- Written by Diego Abeloos - Staff Writeremail@example.com
For all the gratitude volunteers at the RotaCare Free Clinic in Mountain View accept from needy patients receiving medical services, Mirella Nguyen has a little secret to share.
The volunteer clinicians providing those services are grateful, too.
“We call it the ‘RotaCare high,’” said Nguyen, director of clinical services and clinic manager at RotaCare Mountain View. “This clinic is actually in many ways providing a greater sense of personal and career satisfaction (for volunteers) because of these real moments they get to see.”
And while those volunteers receive a greater sense of satisfaction, they also provide sorely needed services, Nguyen noted. The free clinic has seen a steady increase in patients during the economic downturn.
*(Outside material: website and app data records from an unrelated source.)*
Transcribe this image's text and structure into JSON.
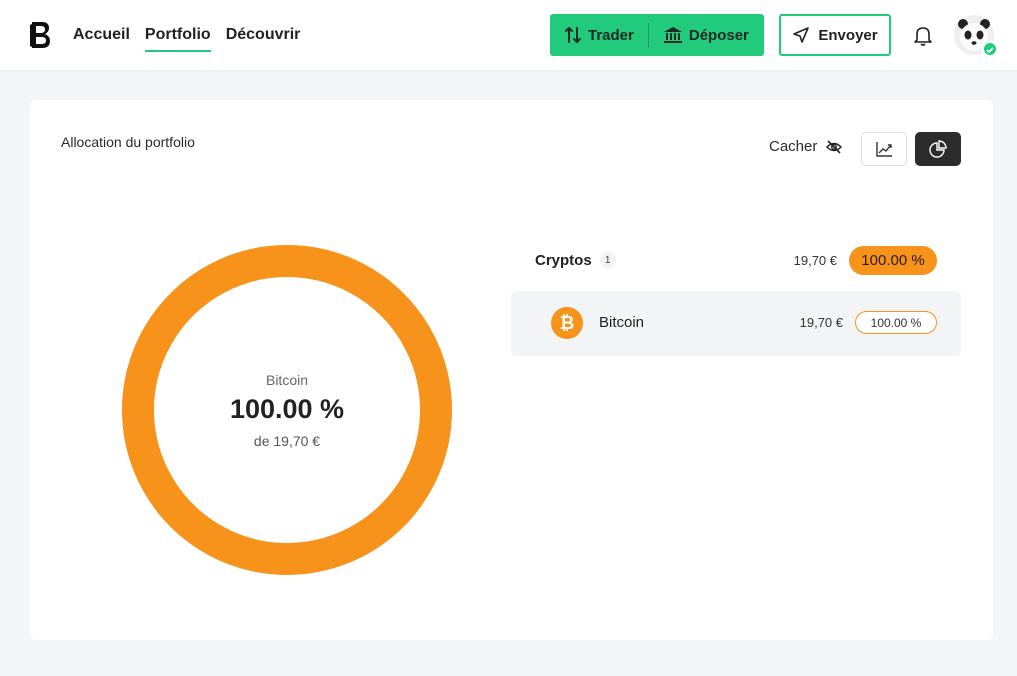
{
  "header": {
    "nav": [
      "Accueil",
      "Portfolio",
      "Découvrir"
    ],
    "active_nav": "Portfolio",
    "trade_label": "Trader",
    "deposit_label": "Déposer",
    "send_label": "Envoyer"
  },
  "portfolio": {
    "title": "Allocation du portfolio",
    "hide_label": "Cacher",
    "donut": {
      "name": "Bitcoin",
      "percent": "100.00 %",
      "total": "de 19,70 €",
      "fraction": 1.0,
      "color": "#f7931a"
    },
    "category": {
      "name": "Cryptos",
      "count": "1",
      "value": "19,70 €",
      "percent": "100.00 %"
    },
    "asset": {
      "icon": "bitcoin-icon",
      "name": "Bitcoin",
      "value": "19,70 €",
      "percent": "100.00 %"
    }
  },
  "colors": {
    "accent": "#22ca7b",
    "bitcoin": "#f7931a",
    "dark": "#2c2c2c"
  }
}
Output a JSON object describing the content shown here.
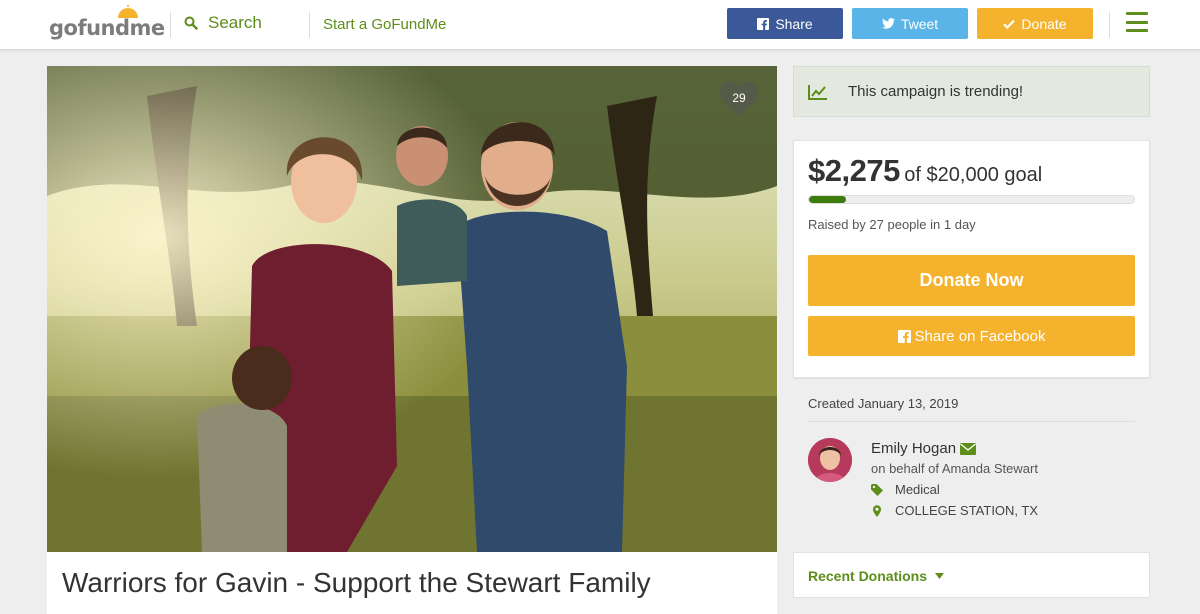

What started as a small six-month pilot program 16 years ago to serve low- income patients a couple of nights a week has become a one-stop shop that receives more than 3,500 patient visits annually. The clinic now goes beyond providing basic medical services, offering immunizations and 17 specialized medical services, including chronic-illness management.
In the past year, the clinic established a partnership with the Palo Alto Medical Foundation, offering one or two free surgeries per month to patients.
“As the economy is affected with all of these other industries, so is the service sector, which is a huge portion of who we service,” said Nguyen, who welcomes 325 volunteers per year, including approximately 100 clinicians. “These are now the folks who not only didn’t have health care to begin with, but now they don’t have a job. Now they’re finding themselves moving in with several other families. It’s a pretty desperate situation.”
But workers in the service sector aren’t the only patients RotaCare volunteers and staff are seeing these days, she said. The stereotypical image of who receives free medical care, she noted, has been shattered in recent years as more college-educated residents struggle to find work and survive.
“We’re seeing many more professionals who were laid off from work,” she said. “I can’t tell you how many grad students we’ve had in here over the last few months – a lot of young kids out of college who just cannot find a job.”
Those struggles go beyond the need for medical services. To that end, Nguyen intends to use funds received from the 2012 Town Crier Holiday Fund to fill another need – hiring a part-time social worker who connects patients with other safety-net services in the Bay Area.
“It’s all of the social facets that are now creeping into folks’ lives that are affecting health and that we need help sorting out,” Nguyen said. “The need has grown.”Ellie Van Houtte/ Town Crier